┌──

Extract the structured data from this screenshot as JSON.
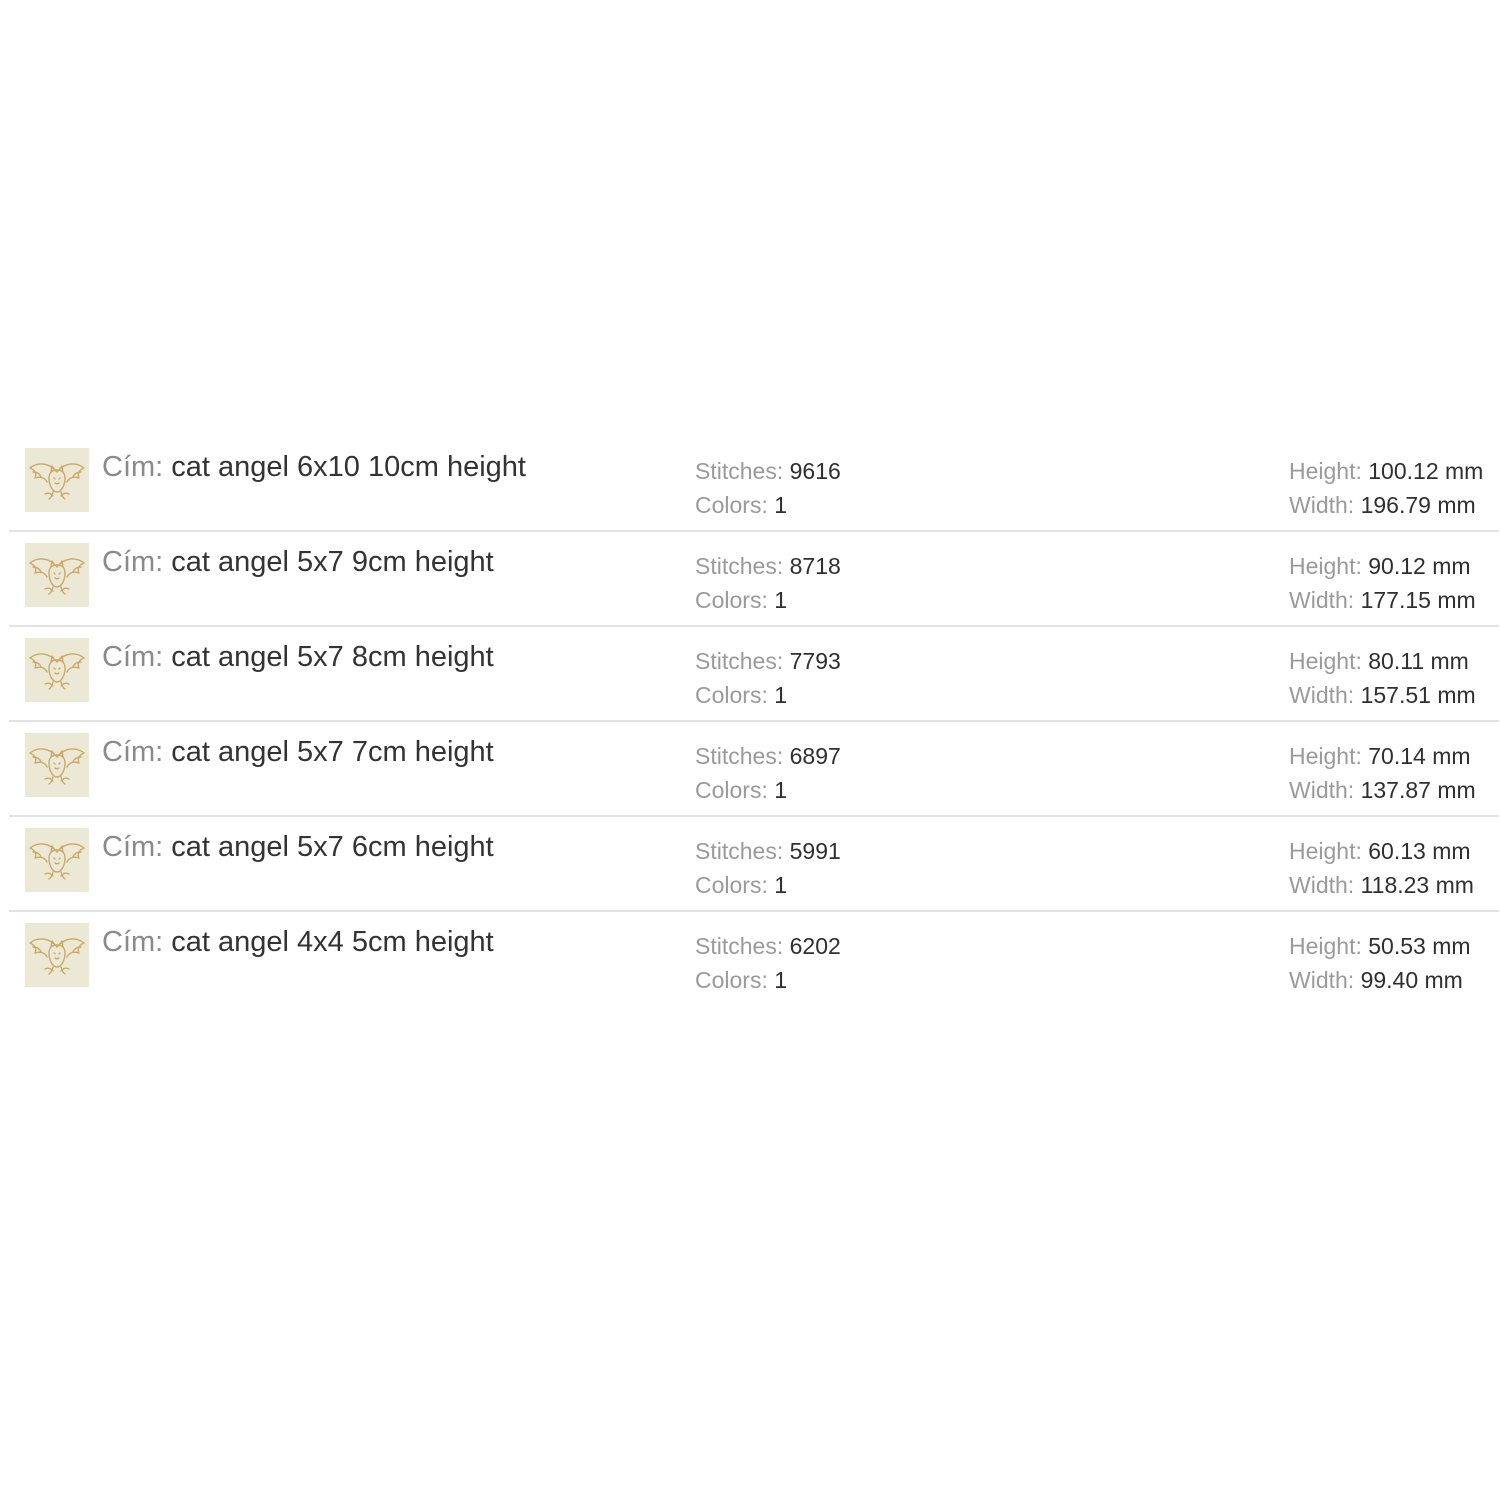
{
  "labels": {
    "title": "Cím:",
    "stitches": "Stitches:",
    "colors": "Colors:",
    "height": "Height:",
    "width": "Width:"
  },
  "thumbnail_icon": "cat-angel-embroidery-thumbnail",
  "colors_theme": {
    "thumb_background": "#ece8d6",
    "thumb_stroke": "#c9a35a",
    "divider": "#e3e3e3"
  },
  "designs": [
    {
      "title": "cat angel 6x10 10cm height",
      "stitches": "9616",
      "colors": "1",
      "height": "100.12 mm",
      "width": "196.79 mm"
    },
    {
      "title": "cat angel 5x7 9cm height",
      "stitches": "8718",
      "colors": "1",
      "height": "90.12 mm",
      "width": "177.15 mm"
    },
    {
      "title": "cat angel 5x7 8cm height",
      "stitches": "7793",
      "colors": "1",
      "height": "80.11 mm",
      "width": "157.51 mm"
    },
    {
      "title": "cat angel 5x7 7cm height",
      "stitches": "6897",
      "colors": "1",
      "height": "70.14 mm",
      "width": "137.87 mm"
    },
    {
      "title": "cat angel 5x7 6cm height",
      "stitches": "5991",
      "colors": "1",
      "height": "60.13 mm",
      "width": "118.23 mm"
    },
    {
      "title": "cat angel 4x4 5cm height",
      "stitches": "6202",
      "colors": "1",
      "height": "50.53 mm",
      "width": "99.40 mm"
    }
  ]
}
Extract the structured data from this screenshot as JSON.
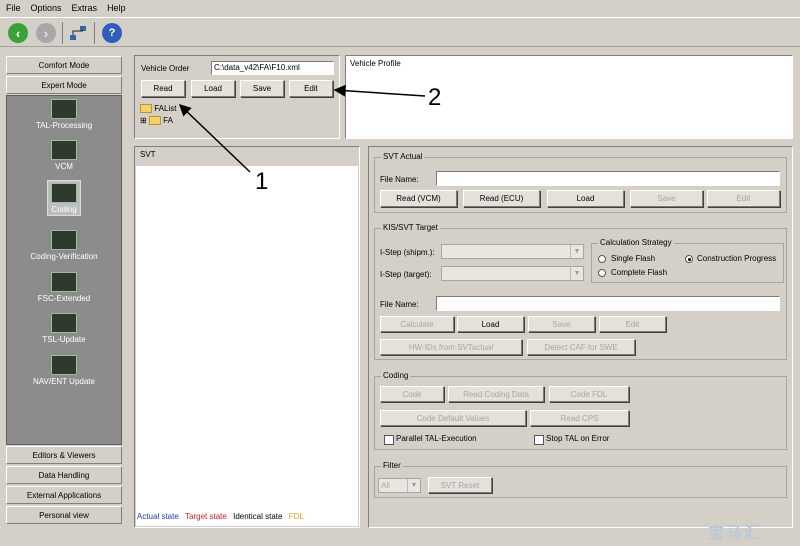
{
  "menu": [
    "File",
    "Options",
    "Extras",
    "Help"
  ],
  "toolbar": {
    "icons": [
      "back-icon",
      "forward-icon",
      "network-icon",
      "help-icon"
    ]
  },
  "sidebar": {
    "comfort_mode": "Comfort Mode",
    "expert_mode": "Expert Mode",
    "items": [
      "TAL-Processing",
      "VCM",
      "Coding",
      "Coding-Verification",
      "FSC-Extended",
      "TSL-Update",
      "NAV/ENT Update"
    ],
    "selected": "Coding",
    "bottom": [
      "Editors & Viewers",
      "Data Handling",
      "External Applications",
      "Personal view"
    ]
  },
  "vehicle_order": {
    "label": "Vehicle Order",
    "path": "C:\\data_v42\\FA\\F10.xml",
    "buttons": [
      "Read",
      "Load",
      "Save",
      "Edit"
    ],
    "tree": [
      "FAList",
      "FA"
    ]
  },
  "vehicle_profile": {
    "title": "Vehicle Profile"
  },
  "svt": {
    "title": "SVT"
  },
  "legend": [
    {
      "label": "Actual state",
      "color": "#1f3fbf"
    },
    {
      "label": "Target state",
      "color": "#d02020"
    },
    {
      "label": "Identical state",
      "color": "#000000"
    },
    {
      "label": "FDL",
      "color": "#e0a020"
    }
  ],
  "svt_actual": {
    "title": "SVT Actual",
    "file_name_label": "File Name:",
    "buttons": [
      "Read (VCM)",
      "Read (ECU)",
      "Load",
      "Save",
      "Edit"
    ]
  },
  "kis_target": {
    "title": "KIS/SVT Target",
    "istep_shipm": "I-Step (shipm.):",
    "istep_target": "I-Step (target):",
    "strategy_title": "Calculation Strategy",
    "single_flash": "Single Flash",
    "complete_flash": "Complete Flash",
    "construction_progress": "Construction Progress",
    "file_name_label": "File Name:",
    "buttons": [
      "Calculate",
      "Load",
      "Save",
      "Edit"
    ],
    "hw_ids": "HW-IDs from SVTactual",
    "detect_caf": "Detect CAF for SWE"
  },
  "coding": {
    "title": "Coding",
    "code": "Code",
    "read_coding_data": "Read Coding Data",
    "code_fdl": "Code FDL",
    "code_default": "Code Default Values",
    "read_cps": "Read CPS",
    "parallel_tal": "Parallel TAL-Execution",
    "stop_tal": "Stop TAL on Error"
  },
  "filter": {
    "title": "Filter",
    "value": "All",
    "reset": "SVT Reset"
  },
  "annotations": [
    "1",
    "2"
  ],
  "watermark": "宝马汇"
}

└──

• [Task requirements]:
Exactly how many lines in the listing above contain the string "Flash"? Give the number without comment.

• [Output for this task]:
2